Tuesday, February 7, 2012
It’s awesome to me that there is a hole in my living room designed to burn things. And not only does it burn things but it functions to use the burning as heat for my home. I love the colors and the heat and the smell. I love cleaning out the ashes. OK, what now? Yes. For a few years now, I have discovered that cleaning my fireplace is an incredibly cathartic activity. The fire has done its work. Everything is burned and gone and cleansed or destroyed. It’s left behind the ashes of what used to be. And getting in there and sweeping and brushing and cleaning those ashes has become a deeply symbolic practice for me. I can start over and start new. I can watch the transformation. I can see the chars and the marks but it is ready to start again. It allowed the fire to stay contained and keep me warm and comfort me, and when that is over it gives me a chance to start over again.
I don’t know if I will be adequately able to explain how appreciative I am of having a job. I mean, there is the obvious, I got divorced and needed work and found great hours doing something worthwhile and offering me enough to live on. Obviously I know that finding steady employment is really challenging, especially doing something you love to do, and I have that every day. I get to go to work and take care of other people and make friends and be in public and handle what gets thrown at me. I get to be proud of myself and always remember when I get frustrated or tired how many people would love to trade me places. I am beyond undeserving for that.
But as a survivor of mental illness…as someone who wasn’t even able to drive to the grocery store or go places without my safe person or have any hours in my day that weren’t consumed by my madness from intrusive thoughts and endless compulsions…as that girl…I am speechless. I am employed. By people who don’t even necessarily know of the battle I fought and still fight every day. I am succeeding. And I’m failing. And I’m getting up and doing it all over again the next day. The feeling of liberation is not akin to anything. It’s finding myself in the day to day that everyone else has. I relish the day to day. Sometimes it’s boring. And that is the most exciting part. Sometimes I am doing work and just doing work all day when it hits me like a bitch slap that I am not a prisoner to this today. And I appreciate being employed because it makes me like everyone else.
I want to fail. I need to fail. I hope that many times in my life a get the chance to fail and fail again. Because that means I tried something.
If I didn’t fail then I didn’t try. I didn’t step outside my box and push myself to do something…anything. Sometimes I fail at getting out of bed. Sometimes I fail at liking myself. Sometimes I fail at being happy with who I see in my mirror. But I’m trying. When I quit trying, that’s when it’s over. Sometimes I fail at love, relationships, cooking, running, meeting, learning, stretching, walking, prioritizing, letting go, standing tall, speaking, speaking, being kind, or just accepting life. But I’m trying. And failing makes it so much better when I manage to do it right. And when I fail at the same thing again I can remember what the success feels like and try to go back. Failing is not a disappointment. It’s a motivation. It’s reality. It makes me face the fact that life is real and I am real and no one gets to live in Eden. Failure is God kicking me in the ass so that success is never expected and always is appreciated.

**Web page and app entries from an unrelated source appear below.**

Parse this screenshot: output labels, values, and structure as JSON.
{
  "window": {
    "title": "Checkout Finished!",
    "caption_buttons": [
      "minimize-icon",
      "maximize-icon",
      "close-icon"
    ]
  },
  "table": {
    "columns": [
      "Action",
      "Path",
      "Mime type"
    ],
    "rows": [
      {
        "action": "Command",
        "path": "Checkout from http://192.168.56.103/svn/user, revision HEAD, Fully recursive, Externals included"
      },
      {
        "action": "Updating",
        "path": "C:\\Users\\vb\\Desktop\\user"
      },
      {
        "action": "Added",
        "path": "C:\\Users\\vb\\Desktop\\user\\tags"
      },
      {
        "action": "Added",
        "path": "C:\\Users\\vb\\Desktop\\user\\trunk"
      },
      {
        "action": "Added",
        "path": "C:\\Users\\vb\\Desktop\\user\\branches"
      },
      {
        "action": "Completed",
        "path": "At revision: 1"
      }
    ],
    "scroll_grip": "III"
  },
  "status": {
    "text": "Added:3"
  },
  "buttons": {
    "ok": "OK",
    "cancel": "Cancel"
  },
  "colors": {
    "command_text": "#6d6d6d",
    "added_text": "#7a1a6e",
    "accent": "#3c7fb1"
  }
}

It seems counter intuitive that the girl who has life challenging panic, anxiety and OCD which confounds the very essence of what fear is would be appreciative and even thankful for fear. Fear makes me alive. Kind of like failure. It makes me real. It makes me balanced. It makes me think. It makes me analyze and make choices. It keeps my blood moving and my senses sharp. It forces the primal instinct to the surface and makes me face it head on. There is no hiding. No pretending. I must acknowledge it and chose to let it refine me. Not define me.
It's this weird primal thing that we do. We just do it. From when we are babies. And we do it before we can talk or anything. It's communication. There's no predicting what will make you laugh. Will you laugh at someone else, yourself, uncomfortable situations? That's me. I laugh in socially inappropriate situations. Like, full on belly laugh. Funerals, church, the middle of a huge fight, presentations, sex etc etc etc etc.
But that is what heals me. It protects me. It gives me a chance to breathe and process and take in the situation around me. It releases chemicals in my brain that God knows my crazy ass brain sure as hell needs. Laughing is contagious (not unlike herpes) and can go on until you forget what started it. I love that feeling of sore muscles after laughing so hard at some one's joke. Or their funeral.
Do I use it as a defense mechanism? Of course I do. You don't need a psychiatrist to tell you that. Yeah. Sometimes I don't want to deal with what is right in front of me. So I look for something funny. Or I find the absurdity in it. I lighten it. And then I can get into it and deal with it. Once it stops being scary because it made me laugh. Once it stops being a threat or a burden or something totally unexpected I can DEAL with it. I can laugh. And I can heal.
There are probably all kinds of facts about how laughing has health benefits blah blah boring so if you want to google that crap go right on ahead. Nerd.